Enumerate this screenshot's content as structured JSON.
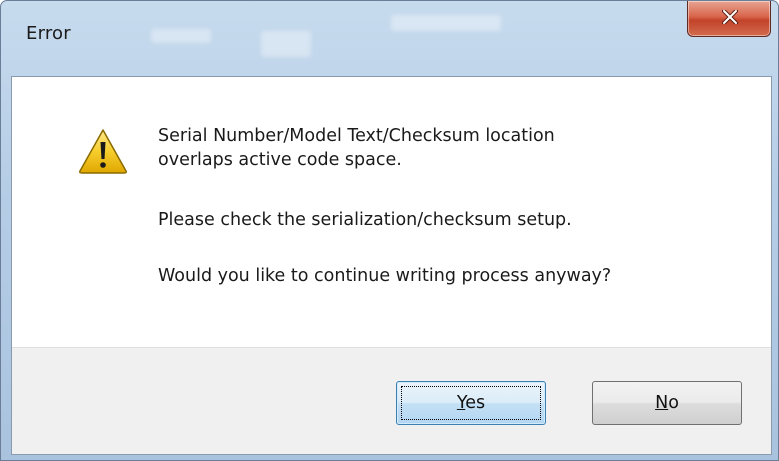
{
  "window": {
    "title": "Error",
    "close_label": "x"
  },
  "message": {
    "line1": "Serial Number/Model Text/Checksum location",
    "line2": "overlaps active code space.",
    "line3": "Please check the serialization/checksum setup.",
    "line4": "Would you like to continue writing process anyway?"
  },
  "buttons": {
    "yes": {
      "access_key": "Y",
      "rest": "es"
    },
    "no": {
      "access_key": "N",
      "rest": "o"
    }
  },
  "icons": {
    "dialog": "warning-icon",
    "close": "close-icon"
  },
  "colors": {
    "close_button": "#c2432a",
    "warning_yellow": "#f4c430"
  }
}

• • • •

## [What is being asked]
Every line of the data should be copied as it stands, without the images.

## [Task response]
Enumerate this screenshot's content as structured JSON.
{
  "window": {
    "title": "Error",
    "close_label": "x"
  },
  "message": {
    "line1": "Serial Number/Model Text/Checksum location",
    "line2": "overlaps active code space.",
    "line3": "Please check the serialization/checksum setup.",
    "line4": "Would you like to continue writing process anyway?"
  },
  "buttons": {
    "yes": {
      "access_key": "Y",
      "rest": "es"
    },
    "no": {
      "access_key": "N",
      "rest": "o"
    }
  },
  "icons": {
    "dialog": "warning-icon",
    "close": "close-icon"
  },
  "colors": {
    "close_button": "#c2432a",
    "warning_yellow": "#f4c430"
  }
}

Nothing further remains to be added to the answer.